__BRIEF__
The response should consist of the records that follow, printed exactly.

__EXERCISE INPUTS__
..........

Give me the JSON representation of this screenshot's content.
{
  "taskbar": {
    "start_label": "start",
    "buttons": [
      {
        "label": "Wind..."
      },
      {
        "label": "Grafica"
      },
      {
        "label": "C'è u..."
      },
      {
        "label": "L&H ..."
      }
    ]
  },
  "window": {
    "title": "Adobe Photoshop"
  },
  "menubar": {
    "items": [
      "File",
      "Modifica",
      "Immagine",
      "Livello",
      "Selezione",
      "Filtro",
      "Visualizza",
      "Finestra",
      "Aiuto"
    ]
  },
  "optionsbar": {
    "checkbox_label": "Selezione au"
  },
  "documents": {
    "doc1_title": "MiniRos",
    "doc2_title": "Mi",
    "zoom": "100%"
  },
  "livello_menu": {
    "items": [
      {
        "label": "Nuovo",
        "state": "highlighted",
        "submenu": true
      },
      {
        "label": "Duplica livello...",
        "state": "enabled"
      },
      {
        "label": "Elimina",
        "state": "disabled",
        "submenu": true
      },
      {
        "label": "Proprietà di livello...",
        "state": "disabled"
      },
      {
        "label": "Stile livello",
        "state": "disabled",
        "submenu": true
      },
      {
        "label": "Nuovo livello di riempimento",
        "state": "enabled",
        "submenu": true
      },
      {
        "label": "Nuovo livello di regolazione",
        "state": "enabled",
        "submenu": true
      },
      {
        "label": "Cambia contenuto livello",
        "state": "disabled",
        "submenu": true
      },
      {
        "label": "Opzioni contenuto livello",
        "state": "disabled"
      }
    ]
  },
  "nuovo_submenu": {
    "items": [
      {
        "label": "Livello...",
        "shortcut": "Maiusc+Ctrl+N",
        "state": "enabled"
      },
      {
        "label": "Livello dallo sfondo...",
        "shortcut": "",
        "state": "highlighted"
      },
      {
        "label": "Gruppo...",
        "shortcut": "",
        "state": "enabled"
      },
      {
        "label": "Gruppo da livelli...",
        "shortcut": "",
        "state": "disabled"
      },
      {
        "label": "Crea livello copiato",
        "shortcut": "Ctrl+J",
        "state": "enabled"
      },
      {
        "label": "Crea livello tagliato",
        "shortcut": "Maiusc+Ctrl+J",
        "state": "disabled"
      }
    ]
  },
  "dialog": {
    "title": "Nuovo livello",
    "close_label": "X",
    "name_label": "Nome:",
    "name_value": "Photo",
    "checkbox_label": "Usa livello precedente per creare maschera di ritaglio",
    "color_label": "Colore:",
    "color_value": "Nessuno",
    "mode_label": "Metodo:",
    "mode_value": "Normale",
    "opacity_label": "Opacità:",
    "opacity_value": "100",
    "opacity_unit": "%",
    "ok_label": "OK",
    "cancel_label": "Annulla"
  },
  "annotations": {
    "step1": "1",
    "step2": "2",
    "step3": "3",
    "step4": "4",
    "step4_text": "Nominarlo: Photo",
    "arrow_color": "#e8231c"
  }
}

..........

__REPLY TO THE EXERCISE__
Give me the JSON representation of this screenshot's content.
{
  "taskbar": {
    "start_label": "start",
    "buttons": [
      {
        "label": "Wind..."
      },
      {
        "label": "Grafica"
      },
      {
        "label": "C'è u..."
      },
      {
        "label": "L&H ..."
      }
    ]
  },
  "window": {
    "title": "Adobe Photoshop"
  },
  "menubar": {
    "items": [
      "File",
      "Modifica",
      "Immagine",
      "Livello",
      "Selezione",
      "Filtro",
      "Visualizza",
      "Finestra",
      "Aiuto"
    ]
  },
  "optionsbar": {
    "checkbox_label": "Selezione au"
  },
  "documents": {
    "doc1_title": "MiniRos",
    "doc2_title": "Mi",
    "zoom": "100%"
  },
  "livello_menu": {
    "items": [
      {
        "label": "Nuovo",
        "state": "highlighted",
        "submenu": true
      },
      {
        "label": "Duplica livello...",
        "state": "enabled"
      },
      {
        "label": "Elimina",
        "state": "disabled",
        "submenu": true
      },
      {
        "label": "Proprietà di livello...",
        "state": "disabled"
      },
      {
        "label": "Stile livello",
        "state": "disabled",
        "submenu": true
      },
      {
        "label": "Nuovo livello di riempimento",
        "state": "enabled",
        "submenu": true
      },
      {
        "label": "Nuovo livello di regolazione",
        "state": "enabled",
        "submenu": true
      },
      {
        "label": "Cambia contenuto livello",
        "state": "disabled",
        "submenu": true
      },
      {
        "label": "Opzioni contenuto livello",
        "state": "disabled"
      }
    ]
  },
  "nuovo_submenu": {
    "items": [
      {
        "label": "Livello...",
        "shortcut": "Maiusc+Ctrl+N",
        "state": "enabled"
      },
      {
        "label": "Livello dallo sfondo...",
        "shortcut": "",
        "state": "highlighted"
      },
      {
        "label": "Gruppo...",
        "shortcut": "",
        "state": "enabled"
      },
      {
        "label": "Gruppo da livelli...",
        "shortcut": "",
        "state": "disabled"
      },
      {
        "label": "Crea livello copiato",
        "shortcut": "Ctrl+J",
        "state": "enabled"
      },
      {
        "label": "Crea livello tagliato",
        "shortcut": "Maiusc+Ctrl+J",
        "state": "disabled"
      }
    ]
  },
  "dialog": {
    "title": "Nuovo livello",
    "close_label": "X",
    "name_label": "Nome:",
    "name_value": "Photo",
    "checkbox_label": "Usa livello precedente per creare maschera di ritaglio",
    "color_label": "Colore:",
    "color_value": "Nessuno",
    "mode_label": "Metodo:",
    "mode_value": "Normale",
    "opacity_label": "Opacità:",
    "opacity_value": "100",
    "opacity_unit": "%",
    "ok_label": "OK",
    "cancel_label": "Annulla"
  },
  "annotations": {
    "step1": "1",
    "step2": "2",
    "step3": "3",
    "step4": "4",
    "step4_text": "Nominarlo: Photo",
    "arrow_color": "#e8231c"
  }
}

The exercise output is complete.